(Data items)

####

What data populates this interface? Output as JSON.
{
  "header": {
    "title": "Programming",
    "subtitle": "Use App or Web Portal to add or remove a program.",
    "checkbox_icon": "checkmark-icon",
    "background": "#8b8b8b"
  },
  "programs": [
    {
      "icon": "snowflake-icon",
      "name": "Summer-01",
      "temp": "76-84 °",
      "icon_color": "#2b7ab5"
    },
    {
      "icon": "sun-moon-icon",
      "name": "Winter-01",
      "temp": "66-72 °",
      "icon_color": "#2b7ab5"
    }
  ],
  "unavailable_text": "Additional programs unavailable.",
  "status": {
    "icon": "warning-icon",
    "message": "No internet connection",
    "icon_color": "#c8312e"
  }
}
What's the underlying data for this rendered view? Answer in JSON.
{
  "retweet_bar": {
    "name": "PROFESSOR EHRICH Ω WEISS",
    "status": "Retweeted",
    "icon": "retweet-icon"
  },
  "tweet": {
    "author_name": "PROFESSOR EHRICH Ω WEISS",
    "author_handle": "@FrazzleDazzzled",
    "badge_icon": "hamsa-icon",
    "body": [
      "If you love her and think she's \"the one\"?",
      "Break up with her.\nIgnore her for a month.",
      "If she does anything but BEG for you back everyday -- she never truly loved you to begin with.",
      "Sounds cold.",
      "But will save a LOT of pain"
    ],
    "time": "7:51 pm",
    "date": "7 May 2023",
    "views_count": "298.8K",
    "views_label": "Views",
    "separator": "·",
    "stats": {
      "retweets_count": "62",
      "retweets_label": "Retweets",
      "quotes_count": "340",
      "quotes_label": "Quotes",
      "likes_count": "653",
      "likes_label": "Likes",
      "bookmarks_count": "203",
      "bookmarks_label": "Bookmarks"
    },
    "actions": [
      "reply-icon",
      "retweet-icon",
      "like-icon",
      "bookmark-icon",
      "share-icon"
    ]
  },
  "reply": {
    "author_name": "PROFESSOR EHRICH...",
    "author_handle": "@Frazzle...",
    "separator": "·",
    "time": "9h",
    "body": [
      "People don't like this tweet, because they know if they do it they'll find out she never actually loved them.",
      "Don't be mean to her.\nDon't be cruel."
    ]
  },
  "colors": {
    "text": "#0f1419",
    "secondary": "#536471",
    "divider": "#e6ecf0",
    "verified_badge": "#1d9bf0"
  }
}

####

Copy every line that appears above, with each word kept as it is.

* OUTPUT OF THE EXERCISE
What data populates this interface? Output as JSON.
{
  "header": {
    "title": "Programming",
    "subtitle": "Use App or Web Portal to add or remove a program.",
    "checkbox_icon": "checkmark-icon",
    "background": "#8b8b8b"
  },
  "programs": [
    {
      "icon": "snowflake-icon",
      "name": "Summer-01",
      "temp": "76-84 °",
      "icon_color": "#2b7ab5"
    },
    {
      "icon": "sun-moon-icon",
      "name": "Winter-01",
      "temp": "66-72 °",
      "icon_color": "#2b7ab5"
    }
  ],
  "unavailable_text": "Additional programs unavailable.",
  "status": {
    "icon": "warning-icon",
    "message": "No internet connection",
    "icon_color": "#c8312e"
  }
}
What's the underlying data for this rendered view? Answer in JSON.
{
  "retweet_bar": {
    "name": "PROFESSOR EHRICH Ω WEISS",
    "status": "Retweeted",
    "icon": "retweet-icon"
  },
  "tweet": {
    "author_name": "PROFESSOR EHRICH Ω WEISS",
    "author_handle": "@FrazzleDazzzled",
    "badge_icon": "hamsa-icon",
    "body": [
      "If you love her and think she's \"the one\"?",
      "Break up with her.\nIgnore her for a month.",
      "If she does anything but BEG for you back everyday -- she never truly loved you to begin with.",
      "Sounds cold.",
      "But will save a LOT of pain"
    ],
    "time": "7:51 pm",
    "date": "7 May 2023",
    "views_count": "298.8K",
    "views_label": "Views",
    "separator": "·",
    "stats": {
      "retweets_count": "62",
      "retweets_label": "Retweets",
      "quotes_count": "340",
      "quotes_label": "Quotes",
      "likes_count": "653",
      "likes_label": "Likes",
      "bookmarks_count": "203",
      "bookmarks_label": "Bookmarks"
    },
    "actions": [
      "reply-icon",
      "retweet-icon",
      "like-icon",
      "bookmark-icon",
      "share-icon"
    ]
  },
  "reply": {
    "author_name": "PROFESSOR EHRICH...",
    "author_handle": "@Frazzle...",
    "separator": "·",
    "time": "9h",
    "body": [
      "People don't like this tweet, because they know if they do it they'll find out she never actually loved them.",
      "Don't be mean to her.\nDon't be cruel."
    ]
  },
  "colors": {
    "text": "#0f1419",
    "secondary": "#536471",
    "divider": "#e6ecf0",
    "verified_badge": "#1d9bf0"
  }
}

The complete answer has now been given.